France players celebrate winning the World Cup in 2018. FIFA’s plans to stage the tournament every two years look doomed to failure
The head of global footballers’ union FIFPro is confident a plan to hold the men’s World Cup every two years is “dead in its tracks” and insists FIFA should do more to promote the women’s version instead.
FIFA will hold a summit in December with president Gianni Infantino still hoping to find consensus on plans to stage the men’s tournament more often than the current four-year cycle.
However, opposition has been so widespread from leagues, players and supporters groups that the chances of a biennial World Cup actually happening appear remote.
“There has been a lot of pushback. They have realised that,” FIFPro’s general secretary Jonas Baer-Hoffmann told AFP about FIFA’s proposals.
“It is quite clear that if you try to push this through against the interests of all these other stakeholders, and without their agreement, it is probably dead in its tracks.”
FIFPro, comprised of national member associations from 64 countries, is one of several organisations within football that has expressed unhappiness at a lack of consultation on the issue.
The proposals were put forward by Arsene Wenger, FIFA’s head of global development.
Baer-Hoffmann questioned whether holding more frequent World Cups would be sustainable economically, but said there is already a solution in place.
“When we met with FIFA for the first time, we asked them for the economic analysis, we haven’t seen that yet.
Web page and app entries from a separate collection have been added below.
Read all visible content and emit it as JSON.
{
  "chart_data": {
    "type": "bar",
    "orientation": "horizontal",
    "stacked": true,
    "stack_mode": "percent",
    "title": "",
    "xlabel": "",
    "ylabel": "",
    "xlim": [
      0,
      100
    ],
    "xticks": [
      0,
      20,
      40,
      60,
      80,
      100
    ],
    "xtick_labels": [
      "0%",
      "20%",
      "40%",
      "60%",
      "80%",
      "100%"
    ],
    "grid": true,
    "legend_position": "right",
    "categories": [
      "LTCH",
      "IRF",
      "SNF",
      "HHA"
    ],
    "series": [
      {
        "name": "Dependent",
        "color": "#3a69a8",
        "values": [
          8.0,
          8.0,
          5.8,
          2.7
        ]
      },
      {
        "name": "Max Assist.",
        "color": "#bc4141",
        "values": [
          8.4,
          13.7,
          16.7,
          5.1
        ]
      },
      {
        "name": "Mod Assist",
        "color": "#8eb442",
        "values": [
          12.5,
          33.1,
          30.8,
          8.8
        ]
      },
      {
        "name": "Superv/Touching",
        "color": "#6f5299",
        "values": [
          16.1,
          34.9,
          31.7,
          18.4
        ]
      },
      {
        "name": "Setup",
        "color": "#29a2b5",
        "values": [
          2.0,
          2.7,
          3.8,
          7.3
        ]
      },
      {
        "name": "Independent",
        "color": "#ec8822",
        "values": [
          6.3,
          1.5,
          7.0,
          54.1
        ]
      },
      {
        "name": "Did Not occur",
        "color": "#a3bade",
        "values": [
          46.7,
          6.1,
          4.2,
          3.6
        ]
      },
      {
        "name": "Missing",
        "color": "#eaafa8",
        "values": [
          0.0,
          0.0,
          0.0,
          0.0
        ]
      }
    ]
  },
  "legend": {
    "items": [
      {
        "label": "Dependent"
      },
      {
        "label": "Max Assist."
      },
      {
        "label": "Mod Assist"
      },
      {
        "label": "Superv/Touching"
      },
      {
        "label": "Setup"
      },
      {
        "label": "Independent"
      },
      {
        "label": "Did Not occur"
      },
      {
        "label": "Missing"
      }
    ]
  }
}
I don’t think a second World Cup would just mean the current revenue times two. It’s not like you just double the value in sponsorship etcetera.
“The truth is also that there are two World Cups in every four-year cycle already. We should make the women’s one more of a priority. That is your second World Cup.”
The World Cup is expanding regardless in another way — the men’s version to 48 teams from 2026 and the women’s to 32 teams from 2023.
Other competitions like the UEFA Champions League are also expanding to feature more games, but FIFPro is concerned that footballers beyond the men’s elite do not play enough.
“If you are playing in a market that doesn’t have the economic means like the big European markets then of course you are looking at innovation in competitions, club or country, that puts more meaningful and economically viable games in your schedule,” said Baer-Hoffmann.
“We do need reforms, no question. If we just carry on like this football in many parts of the world will not evolve.”
In Brussels FIFPro announced a joint manifesto with the European Leagues organisation, which represents over one thousand clubs from 30 countries.
It called for greater influence over decisions affecting the future of the sport, especially important in the wake of the failed breakaway Super League project.
That project may only be lying dormant. Three of the 12 rebel clubs –- Real Madrid, Barcelona and Juventus –- remain attached to it.
UEFA opened disciplinary proceedings against the remaining clubs but backed down after a commercial court in Madrid ruled any punishment would represent an infringement of European free trade laws.
The ruling was referred to the European Court of Justice.
“The factors that motivated this attempt to break away have not actually drastically changed,” Baer-Hoffmann said.
The plan was torpedoed in April following widespread opposition.
“But I think we have to be realistic. This is not dead, and I think this will come back, and football had better get ready to confront it again.”